This cabinet is similar to the one we make in my Cabinetmaking class – in fact, this one remained unassembled for a couple of years while it served as the teaching model. I finally decided it was time to finish it, put it together and hang it on the wall. Often when you cut joinery but leave it unassembled for a period of time, nothing fits quite the way it’s supposed to. I was lucky in this case, the Honduras mahogany behaved nicely, as did the spalted maple and Port Orford cedar panels.

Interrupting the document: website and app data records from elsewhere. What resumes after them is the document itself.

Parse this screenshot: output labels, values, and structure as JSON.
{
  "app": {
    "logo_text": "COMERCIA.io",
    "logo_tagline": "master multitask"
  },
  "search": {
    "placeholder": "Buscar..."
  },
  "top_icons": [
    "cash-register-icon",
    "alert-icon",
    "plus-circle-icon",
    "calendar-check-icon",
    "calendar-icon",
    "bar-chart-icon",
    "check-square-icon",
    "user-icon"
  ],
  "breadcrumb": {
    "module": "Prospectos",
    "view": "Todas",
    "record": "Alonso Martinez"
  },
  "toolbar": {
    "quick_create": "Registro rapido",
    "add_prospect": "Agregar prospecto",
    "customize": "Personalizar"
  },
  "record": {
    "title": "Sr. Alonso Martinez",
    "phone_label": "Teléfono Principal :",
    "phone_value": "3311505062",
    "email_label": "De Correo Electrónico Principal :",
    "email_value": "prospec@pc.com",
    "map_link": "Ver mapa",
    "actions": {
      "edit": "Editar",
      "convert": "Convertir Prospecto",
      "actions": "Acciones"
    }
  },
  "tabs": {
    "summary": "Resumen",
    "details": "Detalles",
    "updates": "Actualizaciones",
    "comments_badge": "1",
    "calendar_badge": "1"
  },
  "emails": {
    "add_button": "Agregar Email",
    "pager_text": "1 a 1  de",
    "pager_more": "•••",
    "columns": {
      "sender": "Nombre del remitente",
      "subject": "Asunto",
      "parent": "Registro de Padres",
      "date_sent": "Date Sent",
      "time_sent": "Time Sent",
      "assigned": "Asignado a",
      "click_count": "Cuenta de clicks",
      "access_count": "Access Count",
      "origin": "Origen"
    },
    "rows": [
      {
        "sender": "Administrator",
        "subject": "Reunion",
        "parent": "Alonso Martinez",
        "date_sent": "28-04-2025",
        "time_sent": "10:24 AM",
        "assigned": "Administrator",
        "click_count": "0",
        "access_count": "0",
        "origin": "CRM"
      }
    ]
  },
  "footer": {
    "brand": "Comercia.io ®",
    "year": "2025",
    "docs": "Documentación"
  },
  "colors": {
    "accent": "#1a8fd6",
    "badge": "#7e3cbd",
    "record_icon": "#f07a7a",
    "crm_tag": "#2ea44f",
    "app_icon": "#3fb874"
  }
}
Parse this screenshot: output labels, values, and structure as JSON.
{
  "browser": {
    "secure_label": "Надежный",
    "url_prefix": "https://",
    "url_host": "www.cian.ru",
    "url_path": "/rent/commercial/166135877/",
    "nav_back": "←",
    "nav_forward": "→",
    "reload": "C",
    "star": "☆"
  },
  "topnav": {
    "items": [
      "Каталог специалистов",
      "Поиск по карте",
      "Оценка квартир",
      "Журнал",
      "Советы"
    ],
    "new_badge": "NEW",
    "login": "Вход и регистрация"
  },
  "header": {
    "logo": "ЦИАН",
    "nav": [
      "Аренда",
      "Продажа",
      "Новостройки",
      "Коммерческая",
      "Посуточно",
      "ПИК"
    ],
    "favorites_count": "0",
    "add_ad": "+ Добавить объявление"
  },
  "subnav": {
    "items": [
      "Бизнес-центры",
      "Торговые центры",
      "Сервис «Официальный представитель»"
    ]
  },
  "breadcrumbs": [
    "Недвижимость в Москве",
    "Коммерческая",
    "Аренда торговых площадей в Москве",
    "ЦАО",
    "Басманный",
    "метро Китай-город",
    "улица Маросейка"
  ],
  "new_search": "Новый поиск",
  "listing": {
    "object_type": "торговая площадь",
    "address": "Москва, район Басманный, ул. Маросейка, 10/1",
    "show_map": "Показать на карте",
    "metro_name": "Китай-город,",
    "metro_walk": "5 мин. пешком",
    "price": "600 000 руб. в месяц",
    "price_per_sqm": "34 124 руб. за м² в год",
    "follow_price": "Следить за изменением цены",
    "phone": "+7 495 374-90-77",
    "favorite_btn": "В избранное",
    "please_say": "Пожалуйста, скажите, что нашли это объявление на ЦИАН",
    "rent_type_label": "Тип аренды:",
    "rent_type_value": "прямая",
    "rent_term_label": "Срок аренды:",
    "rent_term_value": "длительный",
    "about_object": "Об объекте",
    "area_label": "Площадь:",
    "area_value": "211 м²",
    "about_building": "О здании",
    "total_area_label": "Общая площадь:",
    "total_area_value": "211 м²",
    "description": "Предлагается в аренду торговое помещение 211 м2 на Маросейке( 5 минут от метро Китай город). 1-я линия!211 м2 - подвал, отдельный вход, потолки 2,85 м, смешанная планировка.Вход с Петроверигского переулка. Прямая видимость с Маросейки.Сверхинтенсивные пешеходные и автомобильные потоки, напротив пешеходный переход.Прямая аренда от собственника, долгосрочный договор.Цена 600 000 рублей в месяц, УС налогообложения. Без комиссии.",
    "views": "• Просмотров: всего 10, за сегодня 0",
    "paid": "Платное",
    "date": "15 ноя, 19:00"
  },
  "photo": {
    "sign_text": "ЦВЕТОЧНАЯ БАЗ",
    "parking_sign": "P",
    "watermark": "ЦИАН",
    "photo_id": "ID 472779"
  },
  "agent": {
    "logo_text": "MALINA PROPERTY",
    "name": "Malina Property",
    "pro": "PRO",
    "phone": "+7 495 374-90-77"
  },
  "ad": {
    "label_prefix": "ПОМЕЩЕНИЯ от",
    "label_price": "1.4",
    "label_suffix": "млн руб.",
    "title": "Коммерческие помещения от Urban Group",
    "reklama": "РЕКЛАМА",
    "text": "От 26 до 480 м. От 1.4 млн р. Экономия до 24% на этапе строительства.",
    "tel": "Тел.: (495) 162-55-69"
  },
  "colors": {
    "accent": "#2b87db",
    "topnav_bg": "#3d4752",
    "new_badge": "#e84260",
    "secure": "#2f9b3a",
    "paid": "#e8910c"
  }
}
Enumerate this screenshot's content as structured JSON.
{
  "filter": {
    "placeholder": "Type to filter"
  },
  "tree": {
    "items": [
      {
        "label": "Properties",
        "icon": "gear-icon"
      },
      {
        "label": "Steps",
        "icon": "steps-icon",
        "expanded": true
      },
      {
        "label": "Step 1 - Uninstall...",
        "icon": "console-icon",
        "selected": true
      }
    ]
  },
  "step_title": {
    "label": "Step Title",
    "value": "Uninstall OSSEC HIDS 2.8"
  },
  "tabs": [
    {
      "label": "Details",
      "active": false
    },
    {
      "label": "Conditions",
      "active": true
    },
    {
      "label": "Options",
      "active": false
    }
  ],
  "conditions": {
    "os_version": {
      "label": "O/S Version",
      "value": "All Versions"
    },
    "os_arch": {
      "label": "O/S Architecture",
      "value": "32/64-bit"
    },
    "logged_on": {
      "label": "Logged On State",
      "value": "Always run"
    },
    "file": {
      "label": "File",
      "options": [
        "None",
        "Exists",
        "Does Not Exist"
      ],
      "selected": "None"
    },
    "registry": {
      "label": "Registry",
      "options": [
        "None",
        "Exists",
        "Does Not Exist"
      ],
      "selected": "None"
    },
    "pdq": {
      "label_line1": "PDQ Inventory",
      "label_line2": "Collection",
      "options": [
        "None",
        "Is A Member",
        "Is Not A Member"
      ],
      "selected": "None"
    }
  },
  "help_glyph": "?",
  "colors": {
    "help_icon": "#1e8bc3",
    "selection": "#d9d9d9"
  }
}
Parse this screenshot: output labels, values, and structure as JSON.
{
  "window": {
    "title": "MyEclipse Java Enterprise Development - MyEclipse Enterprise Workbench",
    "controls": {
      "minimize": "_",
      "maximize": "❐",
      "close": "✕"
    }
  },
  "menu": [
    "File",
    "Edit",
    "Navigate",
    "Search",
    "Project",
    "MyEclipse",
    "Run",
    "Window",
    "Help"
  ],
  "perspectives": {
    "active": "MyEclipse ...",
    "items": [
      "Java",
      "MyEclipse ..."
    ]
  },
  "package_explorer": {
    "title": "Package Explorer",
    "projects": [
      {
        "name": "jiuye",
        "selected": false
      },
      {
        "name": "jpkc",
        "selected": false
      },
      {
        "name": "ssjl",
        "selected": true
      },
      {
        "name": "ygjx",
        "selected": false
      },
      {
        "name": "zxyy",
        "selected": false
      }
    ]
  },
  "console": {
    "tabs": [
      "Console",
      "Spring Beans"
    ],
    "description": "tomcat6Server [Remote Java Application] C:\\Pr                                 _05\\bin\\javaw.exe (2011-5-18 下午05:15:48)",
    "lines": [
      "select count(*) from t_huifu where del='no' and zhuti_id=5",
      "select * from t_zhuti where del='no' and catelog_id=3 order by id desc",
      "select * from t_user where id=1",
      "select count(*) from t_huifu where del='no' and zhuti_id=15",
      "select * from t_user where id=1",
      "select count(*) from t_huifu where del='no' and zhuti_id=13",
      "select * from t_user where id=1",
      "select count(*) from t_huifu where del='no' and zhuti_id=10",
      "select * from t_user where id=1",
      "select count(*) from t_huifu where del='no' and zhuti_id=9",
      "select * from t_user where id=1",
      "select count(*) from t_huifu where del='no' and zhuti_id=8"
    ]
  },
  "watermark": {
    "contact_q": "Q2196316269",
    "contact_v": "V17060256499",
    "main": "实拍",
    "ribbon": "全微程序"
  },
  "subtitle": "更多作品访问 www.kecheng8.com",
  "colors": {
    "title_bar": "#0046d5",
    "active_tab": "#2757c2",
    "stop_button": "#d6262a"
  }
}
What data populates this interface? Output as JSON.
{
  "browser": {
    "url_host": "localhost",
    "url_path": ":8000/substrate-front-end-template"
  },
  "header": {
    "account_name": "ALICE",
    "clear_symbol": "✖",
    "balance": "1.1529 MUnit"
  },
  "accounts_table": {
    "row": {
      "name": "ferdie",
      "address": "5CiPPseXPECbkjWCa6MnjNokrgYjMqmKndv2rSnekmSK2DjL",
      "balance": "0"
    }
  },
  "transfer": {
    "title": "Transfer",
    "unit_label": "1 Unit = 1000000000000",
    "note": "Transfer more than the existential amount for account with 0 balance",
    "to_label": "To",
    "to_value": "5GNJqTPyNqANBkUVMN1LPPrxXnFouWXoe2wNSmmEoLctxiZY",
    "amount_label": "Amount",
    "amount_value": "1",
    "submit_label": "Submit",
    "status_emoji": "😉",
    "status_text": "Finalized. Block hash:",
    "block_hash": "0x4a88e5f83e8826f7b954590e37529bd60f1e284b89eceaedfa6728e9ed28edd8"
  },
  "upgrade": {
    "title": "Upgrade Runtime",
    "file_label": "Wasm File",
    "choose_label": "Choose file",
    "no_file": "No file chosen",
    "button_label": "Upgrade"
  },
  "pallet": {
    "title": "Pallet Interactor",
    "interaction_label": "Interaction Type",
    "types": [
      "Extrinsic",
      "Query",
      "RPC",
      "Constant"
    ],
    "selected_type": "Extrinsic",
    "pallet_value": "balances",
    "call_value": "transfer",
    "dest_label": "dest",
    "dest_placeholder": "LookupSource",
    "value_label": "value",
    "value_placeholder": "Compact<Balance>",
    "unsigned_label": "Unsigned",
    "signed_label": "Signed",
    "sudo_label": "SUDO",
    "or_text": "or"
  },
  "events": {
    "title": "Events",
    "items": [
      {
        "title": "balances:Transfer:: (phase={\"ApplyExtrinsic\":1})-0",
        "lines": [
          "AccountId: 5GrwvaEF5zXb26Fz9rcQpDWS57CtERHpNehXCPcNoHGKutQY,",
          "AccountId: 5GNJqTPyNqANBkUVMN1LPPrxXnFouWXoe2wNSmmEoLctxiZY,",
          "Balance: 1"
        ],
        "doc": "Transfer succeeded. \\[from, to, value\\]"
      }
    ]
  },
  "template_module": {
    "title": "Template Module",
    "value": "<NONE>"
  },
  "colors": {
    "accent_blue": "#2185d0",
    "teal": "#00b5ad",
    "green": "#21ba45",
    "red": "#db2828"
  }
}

The spalted panel is a bookmatch, which deserves mention. Often the fungal pattern (“spalting”) in wood moves so rapidly and unpredictably, and without regard to grain structure, that when bookmatching a piece the two faces seem to have little relationship to each other. In this case — a 19mm board found in some wood shop or another — I could see that the spalting pattern remained fairly consistent through the board, and I was rewarded with a fair match. This particular piece was very punky and fragile. It absorbed many, many coats of shellac before any finish build was noticeable.